___ RECORDS SUPPLIED
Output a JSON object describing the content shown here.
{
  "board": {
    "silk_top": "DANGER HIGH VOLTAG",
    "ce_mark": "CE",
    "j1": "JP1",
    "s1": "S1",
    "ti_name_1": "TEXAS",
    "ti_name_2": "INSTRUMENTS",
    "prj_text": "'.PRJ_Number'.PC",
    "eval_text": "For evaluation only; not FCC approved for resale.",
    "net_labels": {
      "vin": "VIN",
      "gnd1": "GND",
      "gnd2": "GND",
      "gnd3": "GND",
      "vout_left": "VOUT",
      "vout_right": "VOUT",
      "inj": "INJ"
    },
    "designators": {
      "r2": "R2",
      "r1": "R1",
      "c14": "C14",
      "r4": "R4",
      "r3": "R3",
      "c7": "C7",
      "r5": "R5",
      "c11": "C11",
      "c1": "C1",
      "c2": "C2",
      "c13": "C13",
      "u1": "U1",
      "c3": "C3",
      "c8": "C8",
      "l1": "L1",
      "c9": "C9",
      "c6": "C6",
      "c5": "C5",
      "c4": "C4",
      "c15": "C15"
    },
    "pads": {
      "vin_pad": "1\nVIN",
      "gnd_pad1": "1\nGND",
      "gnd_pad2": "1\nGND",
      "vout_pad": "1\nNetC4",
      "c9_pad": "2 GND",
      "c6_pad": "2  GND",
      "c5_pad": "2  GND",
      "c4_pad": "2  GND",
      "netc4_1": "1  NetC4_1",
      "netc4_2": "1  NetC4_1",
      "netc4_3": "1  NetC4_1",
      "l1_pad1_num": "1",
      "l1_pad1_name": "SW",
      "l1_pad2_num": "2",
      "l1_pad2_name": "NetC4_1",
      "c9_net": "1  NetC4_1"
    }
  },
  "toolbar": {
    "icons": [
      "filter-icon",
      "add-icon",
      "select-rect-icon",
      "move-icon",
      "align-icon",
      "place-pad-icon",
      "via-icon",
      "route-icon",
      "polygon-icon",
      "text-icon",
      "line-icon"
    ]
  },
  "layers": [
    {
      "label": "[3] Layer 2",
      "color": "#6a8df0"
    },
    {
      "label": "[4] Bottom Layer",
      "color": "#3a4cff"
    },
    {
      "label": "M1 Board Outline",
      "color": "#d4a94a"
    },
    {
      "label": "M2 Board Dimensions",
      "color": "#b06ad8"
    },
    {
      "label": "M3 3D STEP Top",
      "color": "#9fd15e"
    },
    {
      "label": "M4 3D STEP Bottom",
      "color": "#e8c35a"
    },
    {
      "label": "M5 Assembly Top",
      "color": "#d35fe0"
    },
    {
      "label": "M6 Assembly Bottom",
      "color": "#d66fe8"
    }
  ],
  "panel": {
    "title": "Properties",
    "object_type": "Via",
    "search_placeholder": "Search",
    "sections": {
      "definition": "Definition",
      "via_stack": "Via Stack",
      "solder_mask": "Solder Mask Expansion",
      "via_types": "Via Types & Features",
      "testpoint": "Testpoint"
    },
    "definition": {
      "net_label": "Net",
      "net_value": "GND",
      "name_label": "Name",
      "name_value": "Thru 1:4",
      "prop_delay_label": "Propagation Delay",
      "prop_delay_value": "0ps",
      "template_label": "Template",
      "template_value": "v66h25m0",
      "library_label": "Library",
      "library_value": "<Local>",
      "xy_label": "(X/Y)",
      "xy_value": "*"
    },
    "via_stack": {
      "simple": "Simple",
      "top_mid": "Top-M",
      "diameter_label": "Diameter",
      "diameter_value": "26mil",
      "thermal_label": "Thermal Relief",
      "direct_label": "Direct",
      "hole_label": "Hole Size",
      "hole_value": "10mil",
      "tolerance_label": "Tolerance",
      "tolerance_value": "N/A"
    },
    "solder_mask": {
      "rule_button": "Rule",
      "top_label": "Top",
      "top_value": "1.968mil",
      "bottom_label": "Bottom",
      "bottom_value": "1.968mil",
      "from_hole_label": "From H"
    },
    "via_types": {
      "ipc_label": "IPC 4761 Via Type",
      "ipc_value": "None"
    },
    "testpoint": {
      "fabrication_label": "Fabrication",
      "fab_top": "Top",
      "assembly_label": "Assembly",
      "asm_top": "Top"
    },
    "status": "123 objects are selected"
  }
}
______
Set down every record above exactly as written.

Output a JSON object describing the content shown here.
{
  "board": {
    "silk_top": "DANGER HIGH VOLTAG",
    "ce_mark": "CE",
    "j1": "JP1",
    "s1": "S1",
    "ti_name_1": "TEXAS",
    "ti_name_2": "INSTRUMENTS",
    "prj_text": "'.PRJ_Number'.PC",
    "eval_text": "For evaluation only; not FCC approved for resale.",
    "net_labels": {
      "vin": "VIN",
      "gnd1": "GND",
      "gnd2": "GND",
      "gnd3": "GND",
      "vout_left": "VOUT",
      "vout_right": "VOUT",
      "inj": "INJ"
    },
    "designators": {
      "r2": "R2",
      "r1": "R1",
      "c14": "C14",
      "r4": "R4",
      "r3": "R3",
      "c7": "C7",
      "r5": "R5",
      "c11": "C11",
      "c1": "C1",
      "c2": "C2",
      "c13": "C13",
      "u1": "U1",
      "c3": "C3",
      "c8": "C8",
      "l1": "L1",
      "c9": "C9",
      "c6": "C6",
      "c5": "C5",
      "c4": "C4",
      "c15": "C15"
    },
    "pads": {
      "vin_pad": "1\nVIN",
      "gnd_pad1": "1\nGND",
      "gnd_pad2": "1\nGND",
      "vout_pad": "1\nNetC4",
      "c9_pad": "2 GND",
      "c6_pad": "2  GND",
      "c5_pad": "2  GND",
      "c4_pad": "2  GND",
      "netc4_1": "1  NetC4_1",
      "netc4_2": "1  NetC4_1",
      "netc4_3": "1  NetC4_1",
      "l1_pad1_num": "1",
      "l1_pad1_name": "SW",
      "l1_pad2_num": "2",
      "l1_pad2_name": "NetC4_1",
      "c9_net": "1  NetC4_1"
    }
  },
  "toolbar": {
    "icons": [
      "filter-icon",
      "add-icon",
      "select-rect-icon",
      "move-icon",
      "align-icon",
      "place-pad-icon",
      "via-icon",
      "route-icon",
      "polygon-icon",
      "text-icon",
      "line-icon"
    ]
  },
  "layers": [
    {
      "label": "[3] Layer 2",
      "color": "#6a8df0"
    },
    {
      "label": "[4] Bottom Layer",
      "color": "#3a4cff"
    },
    {
      "label": "M1 Board Outline",
      "color": "#d4a94a"
    },
    {
      "label": "M2 Board Dimensions",
      "color": "#b06ad8"
    },
    {
      "label": "M3 3D STEP Top",
      "color": "#9fd15e"
    },
    {
      "label": "M4 3D STEP Bottom",
      "color": "#e8c35a"
    },
    {
      "label": "M5 Assembly Top",
      "color": "#d35fe0"
    },
    {
      "label": "M6 Assembly Bottom",
      "color": "#d66fe8"
    }
  ],
  "panel": {
    "title": "Properties",
    "object_type": "Via",
    "search_placeholder": "Search",
    "sections": {
      "definition": "Definition",
      "via_stack": "Via Stack",
      "solder_mask": "Solder Mask Expansion",
      "via_types": "Via Types & Features",
      "testpoint": "Testpoint"
    },
    "definition": {
      "net_label": "Net",
      "net_value": "GND",
      "name_label": "Name",
      "name_value": "Thru 1:4",
      "prop_delay_label": "Propagation Delay",
      "prop_delay_value": "0ps",
      "template_label": "Template",
      "template_value": "v66h25m0",
      "library_label": "Library",
      "library_value": "<Local>",
      "xy_label": "(X/Y)",
      "xy_value": "*"
    },
    "via_stack": {
      "simple": "Simple",
      "top_mid": "Top-M",
      "diameter_label": "Diameter",
      "diameter_value": "26mil",
      "thermal_label": "Thermal Relief",
      "direct_label": "Direct",
      "hole_label": "Hole Size",
      "hole_value": "10mil",
      "tolerance_label": "Tolerance",
      "tolerance_value": "N/A"
    },
    "solder_mask": {
      "rule_button": "Rule",
      "top_label": "Top",
      "top_value": "1.968mil",
      "bottom_label": "Bottom",
      "bottom_value": "1.968mil",
      "from_hole_label": "From H"
    },
    "via_types": {
      "ipc_label": "IPC 4761 Via Type",
      "ipc_value": "None"
    },
    "testpoint": {
      "fabrication_label": "Fabrication",
      "fab_top": "Top",
      "assembly_label": "Assembly",
      "asm_top": "Top"
    },
    "status": "123 objects are selected"
  }
}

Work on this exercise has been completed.